Where does the string "Monk" appear? Copy every line of the entries below that holds it.

Data items
----
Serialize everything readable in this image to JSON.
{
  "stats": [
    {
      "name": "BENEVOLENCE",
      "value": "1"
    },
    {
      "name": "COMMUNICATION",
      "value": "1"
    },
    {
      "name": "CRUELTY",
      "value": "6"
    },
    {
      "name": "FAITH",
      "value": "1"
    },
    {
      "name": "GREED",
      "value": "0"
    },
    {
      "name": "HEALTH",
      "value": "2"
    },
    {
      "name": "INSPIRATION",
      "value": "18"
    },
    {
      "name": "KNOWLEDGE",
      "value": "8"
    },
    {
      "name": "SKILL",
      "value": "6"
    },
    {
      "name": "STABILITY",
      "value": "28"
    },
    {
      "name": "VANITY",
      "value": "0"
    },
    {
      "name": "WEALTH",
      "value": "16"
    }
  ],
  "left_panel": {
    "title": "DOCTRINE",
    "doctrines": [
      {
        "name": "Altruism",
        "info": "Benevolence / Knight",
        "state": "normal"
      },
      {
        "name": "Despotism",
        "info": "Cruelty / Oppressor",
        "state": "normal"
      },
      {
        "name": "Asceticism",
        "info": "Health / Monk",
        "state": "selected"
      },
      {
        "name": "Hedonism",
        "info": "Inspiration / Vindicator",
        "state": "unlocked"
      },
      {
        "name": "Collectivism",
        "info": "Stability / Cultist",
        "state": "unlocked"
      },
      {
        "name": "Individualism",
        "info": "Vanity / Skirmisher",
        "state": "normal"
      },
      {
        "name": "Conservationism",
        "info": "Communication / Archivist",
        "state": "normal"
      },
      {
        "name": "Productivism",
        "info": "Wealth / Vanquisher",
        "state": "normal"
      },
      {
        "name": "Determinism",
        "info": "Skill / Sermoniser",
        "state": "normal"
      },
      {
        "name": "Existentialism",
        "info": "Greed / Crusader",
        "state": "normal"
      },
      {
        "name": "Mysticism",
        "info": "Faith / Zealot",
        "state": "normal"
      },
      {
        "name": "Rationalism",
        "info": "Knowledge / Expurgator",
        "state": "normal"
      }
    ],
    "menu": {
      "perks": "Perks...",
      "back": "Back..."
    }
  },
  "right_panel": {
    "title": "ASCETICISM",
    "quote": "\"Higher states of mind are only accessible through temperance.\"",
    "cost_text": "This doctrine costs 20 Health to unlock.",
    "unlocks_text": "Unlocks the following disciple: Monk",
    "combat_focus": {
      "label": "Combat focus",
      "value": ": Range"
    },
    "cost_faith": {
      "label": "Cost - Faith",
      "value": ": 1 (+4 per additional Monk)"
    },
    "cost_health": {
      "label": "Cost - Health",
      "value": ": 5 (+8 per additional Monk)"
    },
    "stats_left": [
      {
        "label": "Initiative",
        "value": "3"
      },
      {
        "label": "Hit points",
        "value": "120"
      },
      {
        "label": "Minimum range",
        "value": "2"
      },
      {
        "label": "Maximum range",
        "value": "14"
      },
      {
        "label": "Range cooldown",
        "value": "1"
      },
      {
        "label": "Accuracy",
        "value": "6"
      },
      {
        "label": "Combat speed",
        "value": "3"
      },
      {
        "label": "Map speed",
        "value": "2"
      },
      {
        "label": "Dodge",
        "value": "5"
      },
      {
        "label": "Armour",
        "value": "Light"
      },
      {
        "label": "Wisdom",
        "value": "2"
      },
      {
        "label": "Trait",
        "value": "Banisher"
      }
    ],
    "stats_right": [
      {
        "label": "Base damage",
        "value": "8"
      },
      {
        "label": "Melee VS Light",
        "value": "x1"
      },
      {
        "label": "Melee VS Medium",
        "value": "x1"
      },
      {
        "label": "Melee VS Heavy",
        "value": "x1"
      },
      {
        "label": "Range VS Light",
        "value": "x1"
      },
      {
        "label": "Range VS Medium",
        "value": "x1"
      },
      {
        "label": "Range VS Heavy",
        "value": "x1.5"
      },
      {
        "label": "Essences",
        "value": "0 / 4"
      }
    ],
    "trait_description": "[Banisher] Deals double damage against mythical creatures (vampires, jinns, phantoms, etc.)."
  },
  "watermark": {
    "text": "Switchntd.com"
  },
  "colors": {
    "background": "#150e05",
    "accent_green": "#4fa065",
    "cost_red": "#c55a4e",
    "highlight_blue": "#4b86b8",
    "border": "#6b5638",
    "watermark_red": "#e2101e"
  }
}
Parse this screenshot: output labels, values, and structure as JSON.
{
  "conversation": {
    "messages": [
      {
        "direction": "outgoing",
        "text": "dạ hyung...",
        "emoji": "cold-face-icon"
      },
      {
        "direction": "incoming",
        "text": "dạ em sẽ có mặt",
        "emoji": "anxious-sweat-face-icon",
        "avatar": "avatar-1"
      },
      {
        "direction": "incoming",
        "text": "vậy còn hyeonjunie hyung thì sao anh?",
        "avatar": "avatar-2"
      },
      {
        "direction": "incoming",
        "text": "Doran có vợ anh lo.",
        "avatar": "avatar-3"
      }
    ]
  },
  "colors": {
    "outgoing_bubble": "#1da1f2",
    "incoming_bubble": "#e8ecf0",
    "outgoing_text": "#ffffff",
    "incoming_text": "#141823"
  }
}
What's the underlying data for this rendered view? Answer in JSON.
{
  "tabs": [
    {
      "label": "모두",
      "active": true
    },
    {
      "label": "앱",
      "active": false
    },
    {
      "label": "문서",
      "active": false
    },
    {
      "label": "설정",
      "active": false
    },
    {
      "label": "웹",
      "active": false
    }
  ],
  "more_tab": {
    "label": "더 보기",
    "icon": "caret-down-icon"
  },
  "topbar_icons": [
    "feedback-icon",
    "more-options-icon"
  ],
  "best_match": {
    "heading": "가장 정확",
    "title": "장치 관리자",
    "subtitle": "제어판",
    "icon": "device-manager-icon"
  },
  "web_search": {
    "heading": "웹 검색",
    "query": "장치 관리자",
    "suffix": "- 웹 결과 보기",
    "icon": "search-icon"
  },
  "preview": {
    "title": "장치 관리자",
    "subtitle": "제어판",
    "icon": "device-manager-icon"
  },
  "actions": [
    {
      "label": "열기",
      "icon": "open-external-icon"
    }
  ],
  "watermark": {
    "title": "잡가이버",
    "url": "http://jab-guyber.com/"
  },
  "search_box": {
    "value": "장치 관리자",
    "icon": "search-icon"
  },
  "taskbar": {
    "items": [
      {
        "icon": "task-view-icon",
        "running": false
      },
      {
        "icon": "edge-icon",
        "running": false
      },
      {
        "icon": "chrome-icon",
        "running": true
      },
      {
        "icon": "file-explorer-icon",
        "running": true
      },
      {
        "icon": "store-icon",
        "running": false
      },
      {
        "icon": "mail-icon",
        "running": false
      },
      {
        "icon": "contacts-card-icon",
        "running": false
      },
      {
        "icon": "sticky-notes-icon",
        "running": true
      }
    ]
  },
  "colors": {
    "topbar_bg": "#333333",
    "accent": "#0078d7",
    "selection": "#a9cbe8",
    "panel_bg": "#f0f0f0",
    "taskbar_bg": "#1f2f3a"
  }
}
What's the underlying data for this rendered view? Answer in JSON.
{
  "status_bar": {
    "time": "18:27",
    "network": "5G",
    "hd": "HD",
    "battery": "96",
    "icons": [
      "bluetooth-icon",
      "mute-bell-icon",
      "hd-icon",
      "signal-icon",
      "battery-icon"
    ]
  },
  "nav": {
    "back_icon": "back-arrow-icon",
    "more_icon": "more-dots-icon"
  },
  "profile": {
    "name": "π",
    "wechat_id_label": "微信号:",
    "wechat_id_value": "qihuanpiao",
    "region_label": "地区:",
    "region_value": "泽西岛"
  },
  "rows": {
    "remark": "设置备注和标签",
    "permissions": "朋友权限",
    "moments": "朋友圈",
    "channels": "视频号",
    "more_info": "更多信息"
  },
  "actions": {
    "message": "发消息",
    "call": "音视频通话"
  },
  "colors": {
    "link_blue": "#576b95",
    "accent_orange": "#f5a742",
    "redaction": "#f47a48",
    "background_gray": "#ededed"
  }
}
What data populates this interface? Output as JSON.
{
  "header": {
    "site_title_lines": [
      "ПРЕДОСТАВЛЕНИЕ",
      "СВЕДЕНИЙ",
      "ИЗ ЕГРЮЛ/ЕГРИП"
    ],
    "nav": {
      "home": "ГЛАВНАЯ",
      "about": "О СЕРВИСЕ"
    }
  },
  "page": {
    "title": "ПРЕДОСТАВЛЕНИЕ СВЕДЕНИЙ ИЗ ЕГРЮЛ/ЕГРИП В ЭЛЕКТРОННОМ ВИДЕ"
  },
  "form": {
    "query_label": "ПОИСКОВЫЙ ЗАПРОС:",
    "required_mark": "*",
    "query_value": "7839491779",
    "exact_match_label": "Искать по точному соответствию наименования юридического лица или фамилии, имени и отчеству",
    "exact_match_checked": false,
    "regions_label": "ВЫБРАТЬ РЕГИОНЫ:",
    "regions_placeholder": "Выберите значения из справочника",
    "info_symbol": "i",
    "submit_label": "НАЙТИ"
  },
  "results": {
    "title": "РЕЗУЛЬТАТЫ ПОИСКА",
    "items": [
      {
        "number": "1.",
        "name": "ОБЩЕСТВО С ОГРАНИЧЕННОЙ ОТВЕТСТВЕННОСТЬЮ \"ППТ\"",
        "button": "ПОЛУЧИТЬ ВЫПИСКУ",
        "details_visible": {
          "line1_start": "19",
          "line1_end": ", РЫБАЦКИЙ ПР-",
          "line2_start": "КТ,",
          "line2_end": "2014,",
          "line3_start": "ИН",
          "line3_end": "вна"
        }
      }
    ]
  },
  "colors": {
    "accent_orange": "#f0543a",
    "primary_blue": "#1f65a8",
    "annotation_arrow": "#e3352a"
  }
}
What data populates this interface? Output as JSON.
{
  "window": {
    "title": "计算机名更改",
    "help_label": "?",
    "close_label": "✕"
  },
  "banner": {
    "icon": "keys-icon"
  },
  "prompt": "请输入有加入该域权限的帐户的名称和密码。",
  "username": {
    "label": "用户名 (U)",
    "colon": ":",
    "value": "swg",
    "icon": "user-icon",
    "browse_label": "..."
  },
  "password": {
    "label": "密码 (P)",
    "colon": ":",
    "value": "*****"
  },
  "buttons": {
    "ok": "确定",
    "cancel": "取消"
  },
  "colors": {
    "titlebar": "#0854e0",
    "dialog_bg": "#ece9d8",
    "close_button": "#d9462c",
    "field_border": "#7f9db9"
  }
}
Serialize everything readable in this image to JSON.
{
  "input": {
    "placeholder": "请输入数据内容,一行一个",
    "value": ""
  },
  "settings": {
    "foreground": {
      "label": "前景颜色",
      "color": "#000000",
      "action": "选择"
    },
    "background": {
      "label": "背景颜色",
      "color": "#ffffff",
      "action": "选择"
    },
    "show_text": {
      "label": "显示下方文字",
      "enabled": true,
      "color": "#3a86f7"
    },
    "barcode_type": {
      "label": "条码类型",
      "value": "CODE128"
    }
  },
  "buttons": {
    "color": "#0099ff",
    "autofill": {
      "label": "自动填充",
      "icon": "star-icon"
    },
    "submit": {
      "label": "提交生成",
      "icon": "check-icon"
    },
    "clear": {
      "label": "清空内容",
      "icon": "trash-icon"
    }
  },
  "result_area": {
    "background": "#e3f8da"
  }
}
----
### Solution
        "info": "Health / Monk",
    "unlocks_text": "Unlocks the following disciple: Monk",
      "value": ": 1 (+4 per additional Monk)"
      "value": ": 5 (+8 per additional Monk)"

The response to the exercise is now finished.